OPN Indian boxer Nikhat Zareen
Indian boxer Nikhat Zareen, who won gold medal at the 2022 IBA Women's World Boxing Championships, laughs during a felicitation ceremony for Indian women boxing team in New Delhi. Image Credit: AP

“Am I trending on Twitter? It was my dream to trend on Twitter.” For a brief moment it was easy to forget that the newly crowned boxing world champion Nikhat Zareen was also Generation Z, with a keen eye on social media and a glint of a movie star.

The confluence of both — the easy ability of a generation still unencumbered to speak their mind and the power of success is a breath of fresh air in India.

India’s Thomas Cup winning boys proved a point — that it is possible to both fight and play hard and not be coquettish about either. But despite her aggression in the ring, Nikhat’s win is more nuanced for inadvertently the years she spent in training, the country expended in going down a path where people are ‘identified by the clothes they wear.’

If an activist is arrested because she is a Muslim, if a 14-year old Muslim boy is violently assaulted for drinking water, then in all fairness her glory is not without Nikhat’s background.

Sports has no religion but when divides are deliberate and deep, unpackaging those silos can’t be as per convenience.

Owning Nikhat's victory

Can every citizen in the country really own her and her victory? Haven’t we made them Muslims first and Indians last as fake messages of Muslim population spurt threatening an ancient civilisation are shared primarily by the educated?

Then what right does a collective celebration have for she is, what they are — a Muslim, who ‘must pay for the plundering of the Mughals’. Those with a conscience will feel the unease, not surprisingly, most won’t.

Like moths to a tube light, the media that instigates violence and hate on most days has also swarmed around Nikhat, never questioning if her friends and relatives are also at the mercy of a majoritarian belief that considers Muslims to be the deepest cut.

Sports and the body politic are anyway inseparable, ask Sachin Tendulkar, Saina Nehwal or Gautam Gambhir.

Mohammad Shami though can caution Nikhat, all it takes is one bad day in office to be reminded of who ‘they’ are — or not, as he was a T-20 World Cup game. Former cricketer and coach Wasim Jaffer had his entire career questioned.

It also takes a strong one to defend one, as Virat Kohli found out when he stood against those trolling Shami. In Jaffer’s case, barring Anil Kumble and Irfan Pathan, those who didn’t speak up are the first ones to congratulate Nikhat.

A ray of hope

Hope though is the fairy dust, especially when the embers are still hot and the next strike could come against even an aged milkman in an obscure village. Muslim girls and women navigate everything from Bulli to Sulli Bai apps that attempted to ‘auction’ some of them earlier this year. 

For those who now live in fear of speaking their mind, Nikhat is more than just a boxing champion.
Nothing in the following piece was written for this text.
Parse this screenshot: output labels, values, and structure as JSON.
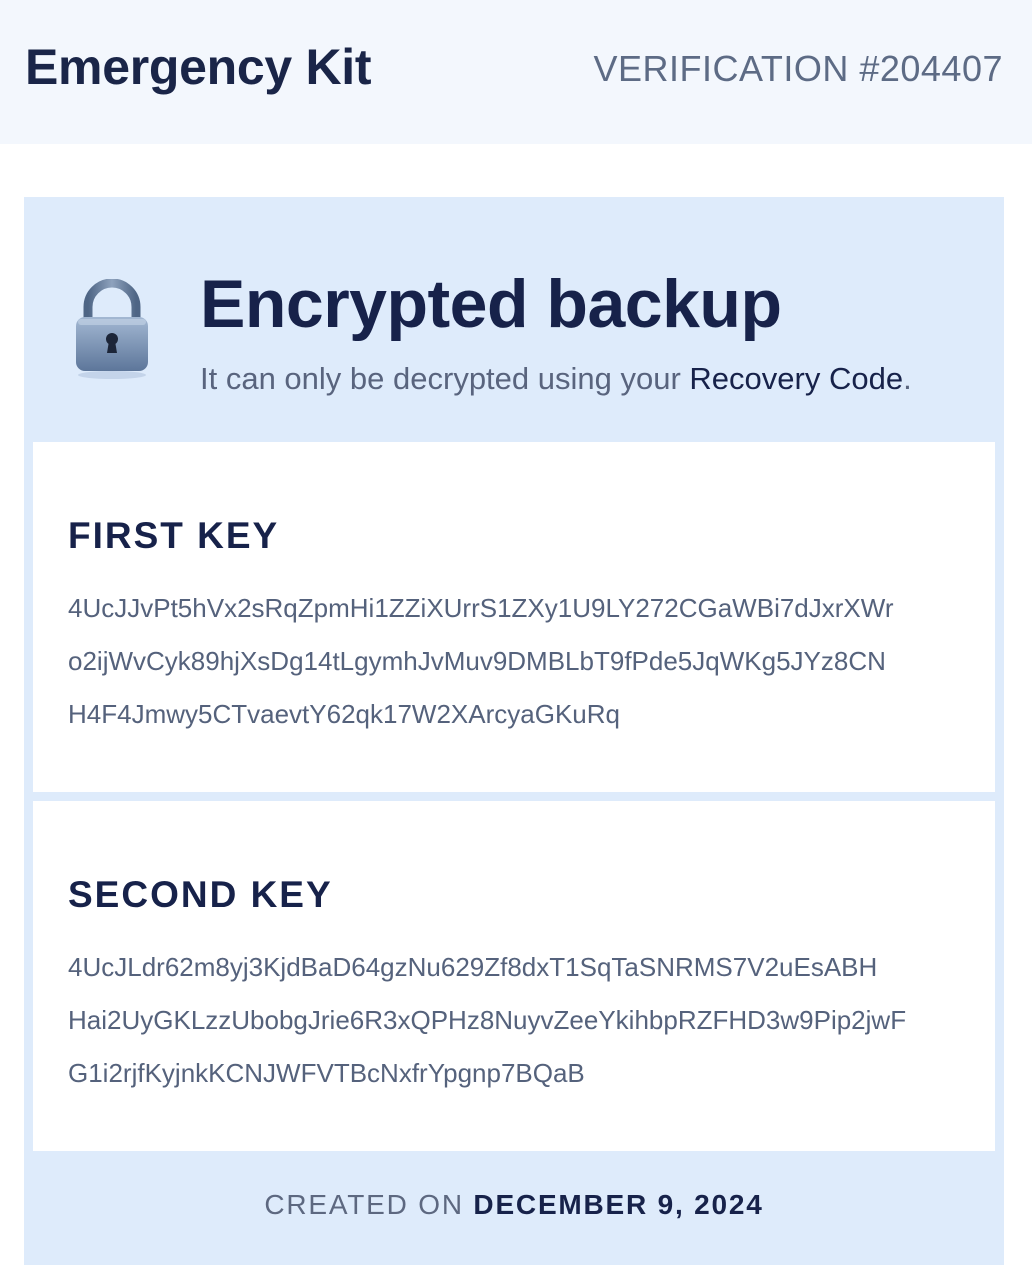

From Salman Khan to misogynist relatives, her punches are a promise of someone who may go the distance — not just in her game.

The timing of Nikhat’s win couldn’t have been better, the country needs real heroes. The Khans of Bollywood have withered away, silenced and the rest including sports personalities can be identified from their copy paste tweets. The boxer got one thing wrong though, her social media interaction with Salman Khan was more his fan moment than hers.

The world champion has shown that she brings more to the table than just her gloves. Her fight for identity has been on many levels — whether it was taking on Mary Kom or playing a sport in the spotlight of overt patriarchy. It is this confidence of a journey that reflects and is a far cry from the banalities overheard at Cannes of India being on the ‘cusp of greatness.’

The more Nikhat succeeds, the bigger though will be the challenges outside the ring.

Nikhat’s story is beyond the sacrifices most athletes and their families make to succeed. She is a Muslim in a country where violence against the community can sometimes be legitimised through a distorted lens of the past, where prices are high but the majoritarian misconception of being in danger is higher.

If anyone can fight the good fight, it is a 25-year old woman from Nizamabad.